The Russian news agency Itar-Tass said that the Chechen authorities found the remains of the four telecoms engineers outside Grozny late on Friday, just under three weeks after the men's severed heads were discovered in a sack by a roadside.
The Foreign Office is trying to confirming the truth of the reports - which were attributed to a spokesman for the Chechen president, Aslan Maskhadov - and, if they are true, organising the release of the remains for their return home.
"There are so many rumours that we cannot comment on anything until we have checked the reports out ourselves," said a Foreign Office spokesman. In recent days a report has circulated in Moscow suggesting that the Chechens wanted payment for each body, while another said that they were using them as leverage to secure the release of a Chechen jailed in Grozny. Deborah Hickey, sister, of one of the victims, said it would be a great relief for their families if the bodies were recovered and brought home.
The engineers - Darren Hickey, Rudolf Petschi, Peter Kennedy and Stanley Shaw, the New Zealander - were abducted in October after going to Chechnya to install a mobile telephone system, despite Foreign Office warnings that the area was unsafe because of a rash of kidnappings. Their severed heads were found on 8 December.
Chechen officials and others have linked a notorious bandit and leader of a radical Wahhabi hostage-taking group, Arbi Barayev, to the kidnappings, but he has yet to be caught. Barayev, who is in his 20s, was shot several months ago, and is now on crutches.
The killings of the engineers caused revulsion and outrage in Britain and New Zealand, because of their savagery and because Chechens rarely assassinate foreign hostages.
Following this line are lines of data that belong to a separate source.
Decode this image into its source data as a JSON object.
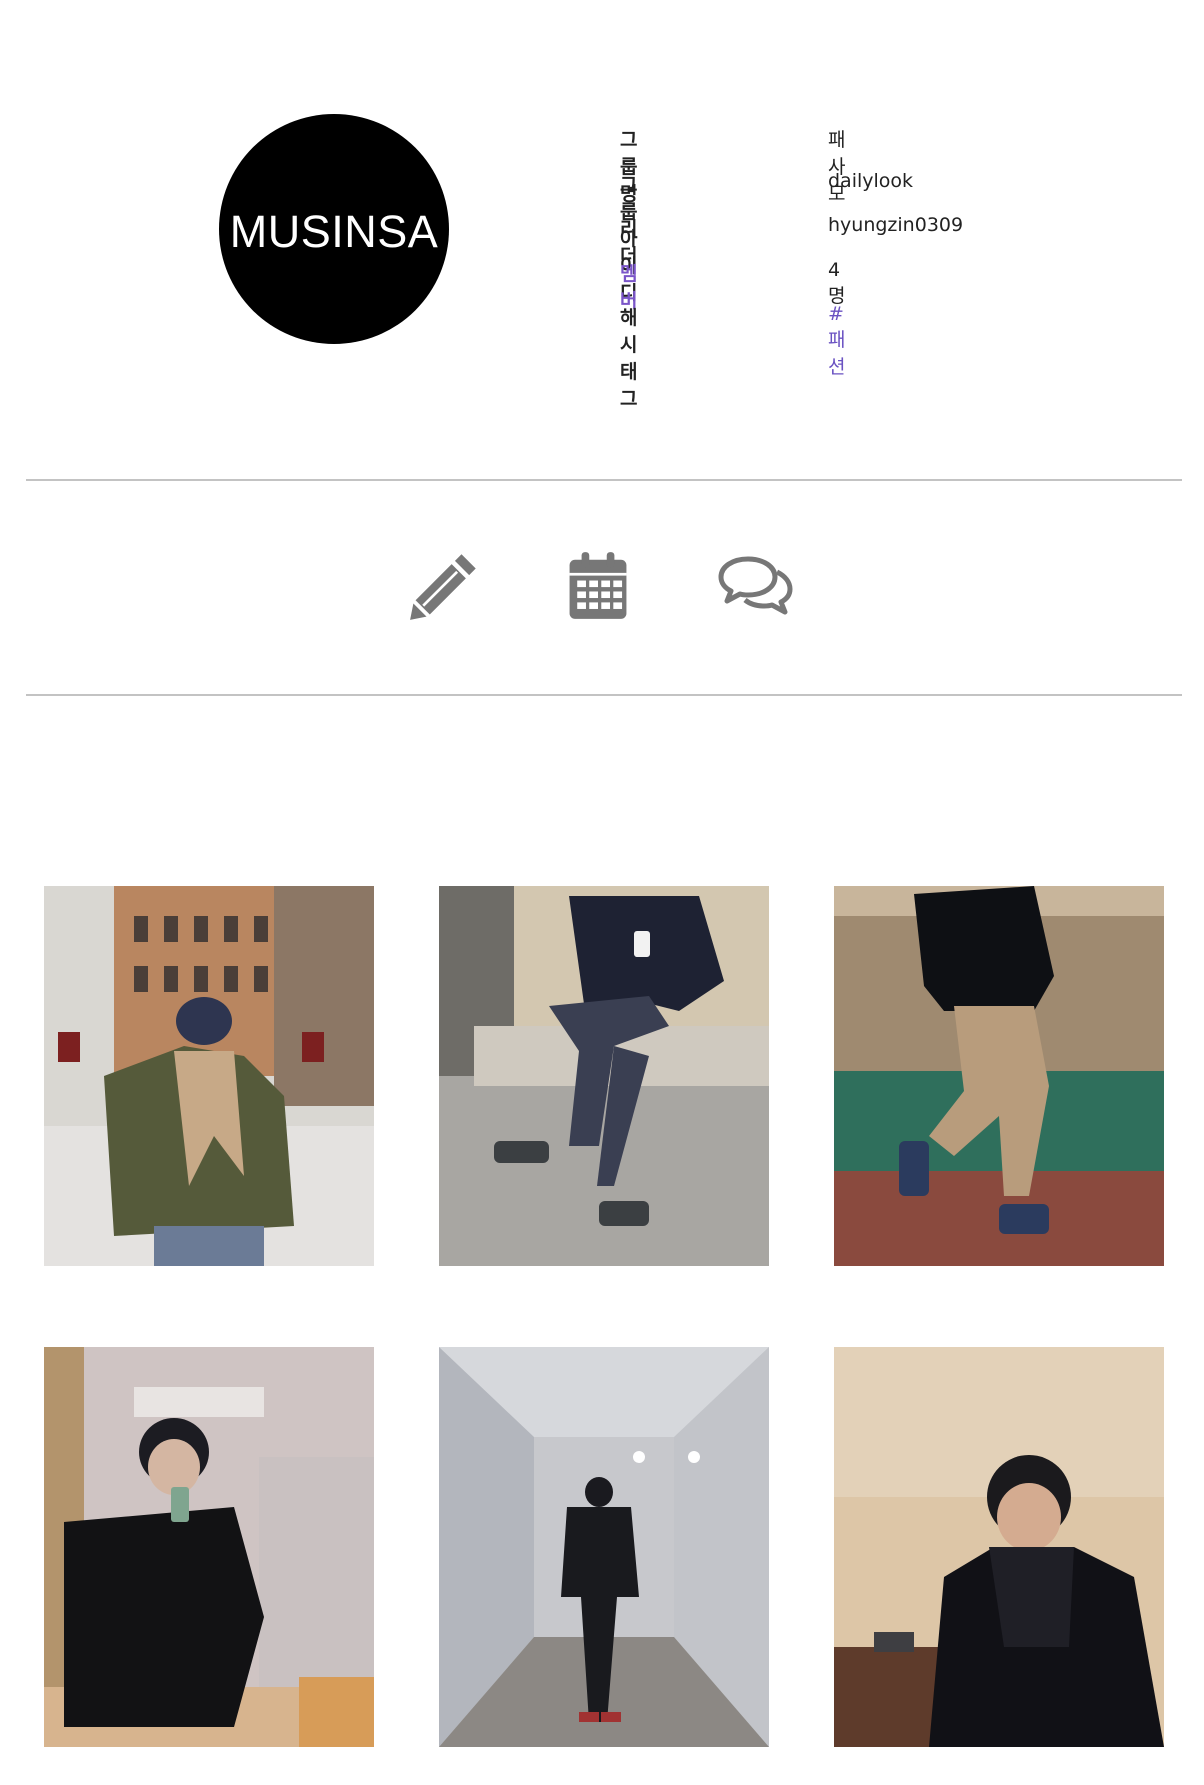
{
  "group": {
    "logo_text": "MUSINSA",
    "fields": [
      {
        "label": "그룹명",
        "value": "패사모"
      },
      {
        "label": "그룹 아이디",
        "value": "dailylook"
      },
      {
        "label": "리더",
        "value": "hyungzin0309"
      },
      {
        "label": "멤버",
        "value": "4명"
      },
      {
        "label": "해시태그",
        "value": "#패션"
      }
    ]
  },
  "tabs": [
    {
      "icon": "pencil-icon"
    },
    {
      "icon": "calendar-icon"
    },
    {
      "icon": "comments-icon"
    }
  ],
  "photos": [
    {
      "icon": "photo-snowy-street"
    },
    {
      "icon": "photo-sitting-bench"
    },
    {
      "icon": "photo-walking-track"
    },
    {
      "icon": "photo-mirror-selfie"
    },
    {
      "icon": "photo-hallway"
    },
    {
      "icon": "photo-portrait-scarf"
    }
  ],
  "colors": {
    "purple_label": "#7a55c8",
    "hashtag": "#6a52c2",
    "icon_gray": "#777777",
    "divider": "#c3c3c3"
  }
}
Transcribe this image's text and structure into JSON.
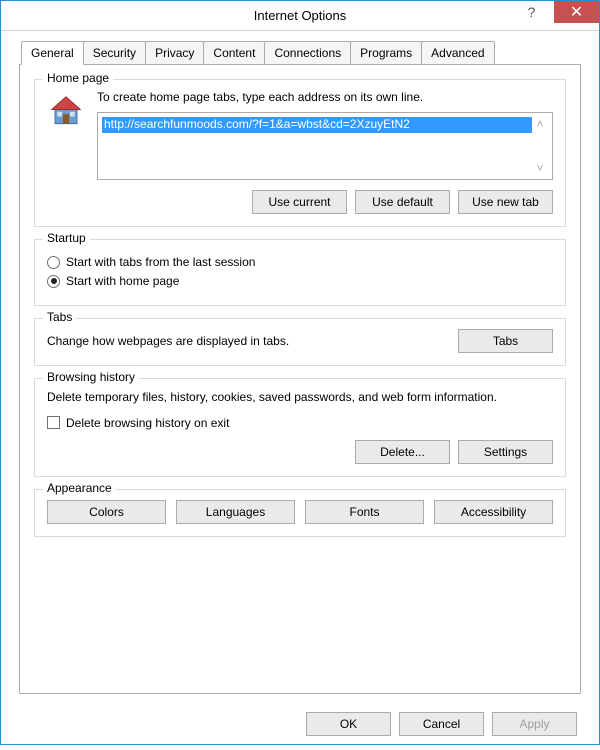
{
  "title": "Internet Options",
  "tabs": {
    "general": "General",
    "security": "Security",
    "privacy": "Privacy",
    "content": "Content",
    "connections": "Connections",
    "programs": "Programs",
    "advanced": "Advanced"
  },
  "homepage": {
    "title": "Home page",
    "desc": "To create home page tabs, type each address on its own line.",
    "url": "http://searchfunmoods.com/?f=1&a=wbst&cd=2XzuyEtN2",
    "use_current": "Use current",
    "use_default": "Use default",
    "use_new_tab": "Use new tab"
  },
  "startup": {
    "title": "Startup",
    "opt_last": "Start with tabs from the last session",
    "opt_home": "Start with home page"
  },
  "tabsGroup": {
    "title": "Tabs",
    "desc": "Change how webpages are displayed in tabs.",
    "btn": "Tabs"
  },
  "history": {
    "title": "Browsing history",
    "desc": "Delete temporary files, history, cookies, saved passwords, and web form information.",
    "checkbox": "Delete browsing history on exit",
    "delete": "Delete...",
    "settings": "Settings"
  },
  "appearance": {
    "title": "Appearance",
    "colors": "Colors",
    "languages": "Languages",
    "fonts": "Fonts",
    "accessibility": "Accessibility"
  },
  "buttons": {
    "ok": "OK",
    "cancel": "Cancel",
    "apply": "Apply"
  }
}
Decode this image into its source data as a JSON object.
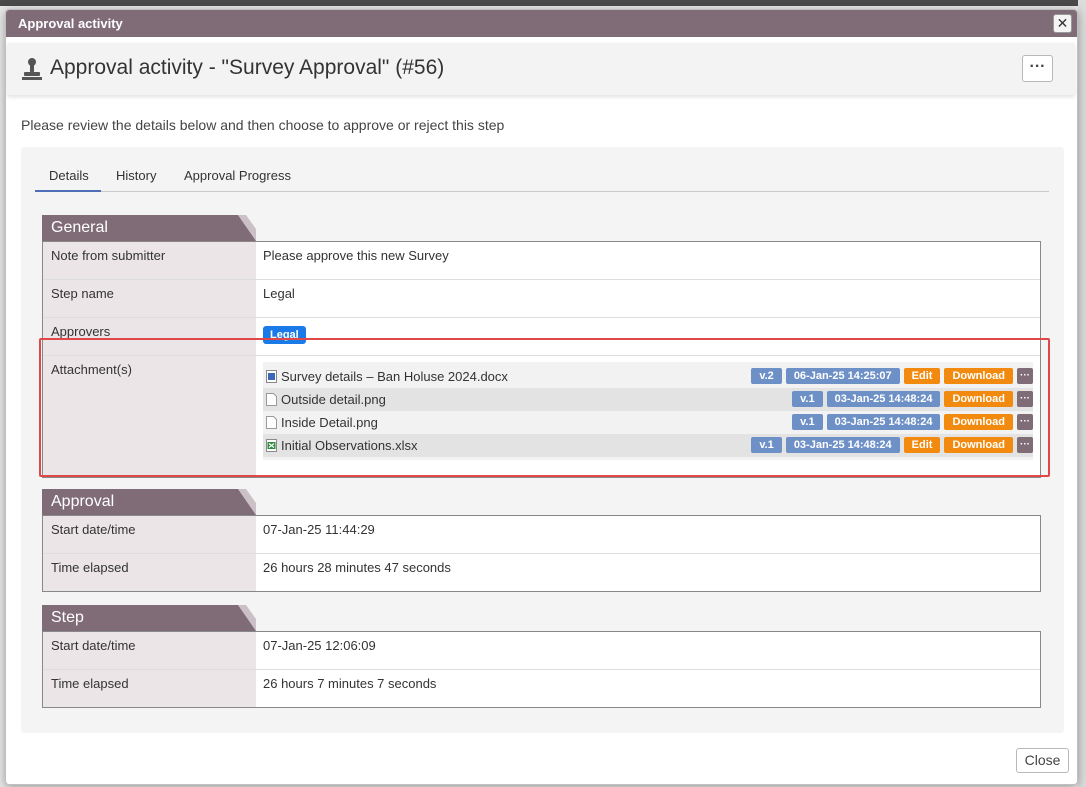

But captives in the Caucasus have long been subjected to brutality. Three days after the discovery of the men's murders, a French UN refugee aid worker, Vincent Cochetel, was freed in a raid by Russian security forces in neighbouring Ingushetia.Reuse content